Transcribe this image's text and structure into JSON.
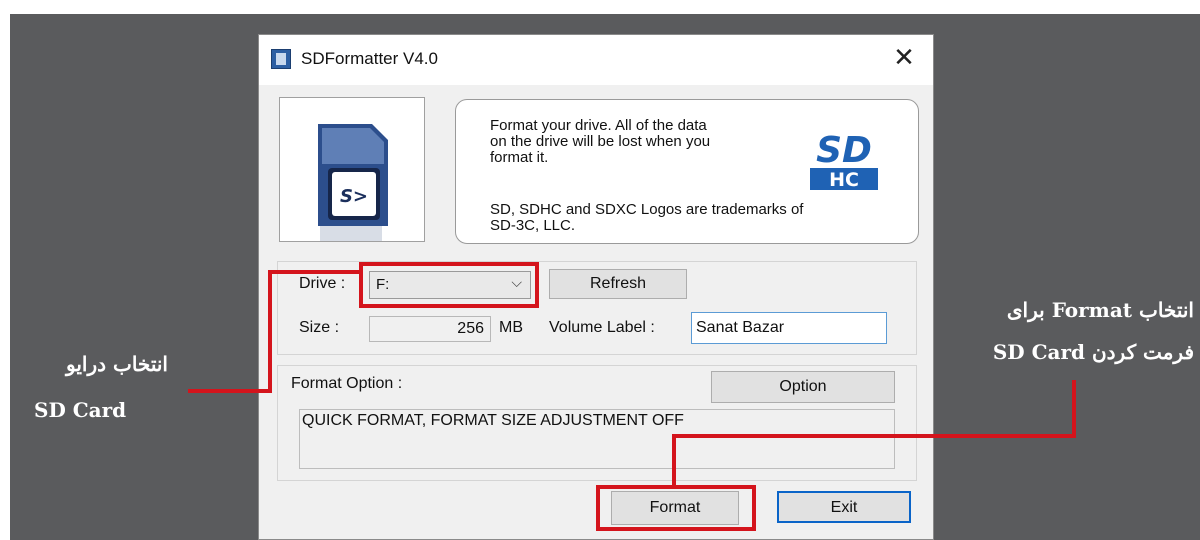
{
  "window": {
    "title": "SDFormatter V4.0",
    "close_glyph": "✕"
  },
  "info": {
    "line1": "Format your drive. All of the data",
    "line2": "on the drive will be lost when you",
    "line3": "format it.",
    "line4": "SD, SDHC and SDXC Logos are trademarks of",
    "line5": "SD-3C, LLC.",
    "logo_top": "SD",
    "logo_bottom": "HC"
  },
  "drive": {
    "label": "Drive :",
    "value": "F:",
    "refresh_label": "Refresh"
  },
  "size": {
    "label": "Size  :",
    "value": "256",
    "unit": "MB"
  },
  "volume": {
    "label": "Volume Label  :",
    "value": "Sanat Bazar"
  },
  "format_option": {
    "label": "Format Option :",
    "option_button": "Option",
    "text": "QUICK FORMAT, FORMAT SIZE ADJUSTMENT OFF"
  },
  "actions": {
    "format_label": "Format",
    "exit_label": "Exit"
  },
  "annotations": {
    "left_line1": "انتخاب درایو",
    "left_line2": "SD Card",
    "right_line1_fa_a": "انتخاب",
    "right_line1_en": "Format",
    "right_line1_fa_b": "برای",
    "right_line2_fa": "فرمت کردن",
    "right_line2_en": "SD Card"
  },
  "colors": {
    "highlight": "#d4141c",
    "background": "#5a5b5d",
    "sd_logo_blue": "#1f62b4"
  }
}
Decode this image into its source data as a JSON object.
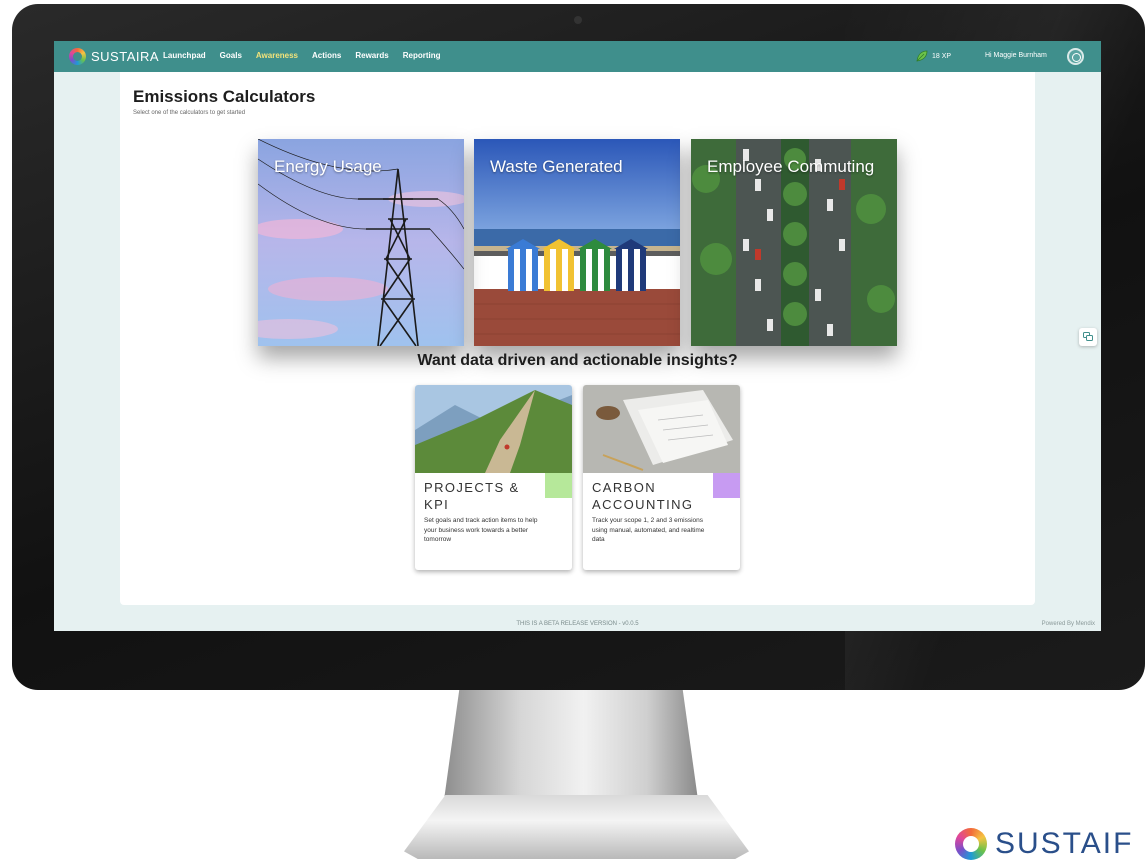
{
  "app": {
    "logo_text": "SUSTAIRA"
  },
  "nav": {
    "items": [
      {
        "label": "Launchpad",
        "active": false
      },
      {
        "label": "Goals",
        "active": false
      },
      {
        "label": "Awareness",
        "active": true
      },
      {
        "label": "Actions",
        "active": false
      },
      {
        "label": "Rewards",
        "active": false
      },
      {
        "label": "Reporting",
        "active": false
      }
    ]
  },
  "user": {
    "xp": "18 XP",
    "greeting": "Hi Maggie Burnham"
  },
  "page": {
    "title": "Emissions Calculators",
    "subtitle": "Select one of the calculators to get started"
  },
  "calculators": [
    {
      "label": "Energy Usage"
    },
    {
      "label": "Waste Generated"
    },
    {
      "label": "Employee Commuting"
    }
  ],
  "cta": "Want data driven and actionable insights?",
  "cards": [
    {
      "title": "PROJECTS & KPI",
      "description": "Set goals and track action items to help your business work towards a better tomorrow",
      "accent": "#b6e89a"
    },
    {
      "title": "CARBON ACCOUNTING",
      "description": "Track your scope 1, 2 and 3 emissions using manual, automated, and realtime data",
      "accent": "#c79bf2"
    }
  ],
  "footer": {
    "beta": "THIS IS A BETA RELEASE VERSION - v0.0.5",
    "powered": "Powered By Mendix"
  },
  "brand_mark": {
    "text": "SUSTAIF"
  },
  "colors": {
    "topbar": "#3f8f8c",
    "active_nav": "#f3e37a"
  }
}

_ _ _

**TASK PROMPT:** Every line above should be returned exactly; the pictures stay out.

**RESPONSE TO THE EXERCISE:**
Transcribe this image's text and structure into JSON.
{
  "window": {
    "title": "SDFormatter V4.0",
    "close_glyph": "✕"
  },
  "info": {
    "line1": "Format your drive. All of the data",
    "line2": "on the drive will be lost when you",
    "line3": "format it.",
    "line4": "SD, SDHC and SDXC Logos are trademarks of",
    "line5": "SD-3C, LLC.",
    "logo_top": "SD",
    "logo_bottom": "HC"
  },
  "drive": {
    "label": "Drive :",
    "value": "F:",
    "refresh_label": "Refresh"
  },
  "size": {
    "label": "Size  :",
    "value": "256",
    "unit": "MB"
  },
  "volume": {
    "label": "Volume Label  :",
    "value": "Sanat Bazar"
  },
  "format_option": {
    "label": "Format Option :",
    "option_button": "Option",
    "text": "QUICK FORMAT, FORMAT SIZE ADJUSTMENT OFF"
  },
  "actions": {
    "format_label": "Format",
    "exit_label": "Exit"
  },
  "annotations": {
    "left_line1": "انتخاب درایو",
    "left_line2": "SD Card",
    "right_line1_fa_a": "انتخاب",
    "right_line1_en": "Format",
    "right_line1_fa_b": "برای",
    "right_line2_fa": "فرمت کردن",
    "right_line2_en": "SD Card"
  },
  "colors": {
    "highlight": "#d4141c",
    "background": "#5a5b5d",
    "sd_logo_blue": "#1f62b4"
  }
}
Decode this image into its source data as a JSON object.
{
  "app": {
    "logo_text": "SUSTAIRA"
  },
  "nav": {
    "items": [
      {
        "label": "Launchpad",
        "active": false
      },
      {
        "label": "Goals",
        "active": false
      },
      {
        "label": "Awareness",
        "active": true
      },
      {
        "label": "Actions",
        "active": false
      },
      {
        "label": "Rewards",
        "active": false
      },
      {
        "label": "Reporting",
        "active": false
      }
    ]
  },
  "user": {
    "xp": "18 XP",
    "greeting": "Hi Maggie Burnham"
  },
  "page": {
    "title": "Emissions Calculators",
    "subtitle": "Select one of the calculators to get started"
  },
  "calculators": [
    {
      "label": "Energy Usage"
    },
    {
      "label": "Waste Generated"
    },
    {
      "label": "Employee Commuting"
    }
  ],
  "cta": "Want data driven and actionable insights?",
  "cards": [
    {
      "title": "PROJECTS & KPI",
      "description": "Set goals and track action items to help your business work towards a better tomorrow",
      "accent": "#b6e89a"
    },
    {
      "title": "CARBON ACCOUNTING",
      "description": "Track your scope 1, 2 and 3 emissions using manual, automated, and realtime data",
      "accent": "#c79bf2"
    }
  ],
  "footer": {
    "beta": "THIS IS A BETA RELEASE VERSION - v0.0.5",
    "powered": "Powered By Mendix"
  },
  "brand_mark": {
    "text": "SUSTAIF"
  },
  "colors": {
    "topbar": "#3f8f8c",
    "active_nav": "#f3e37a"
  }
}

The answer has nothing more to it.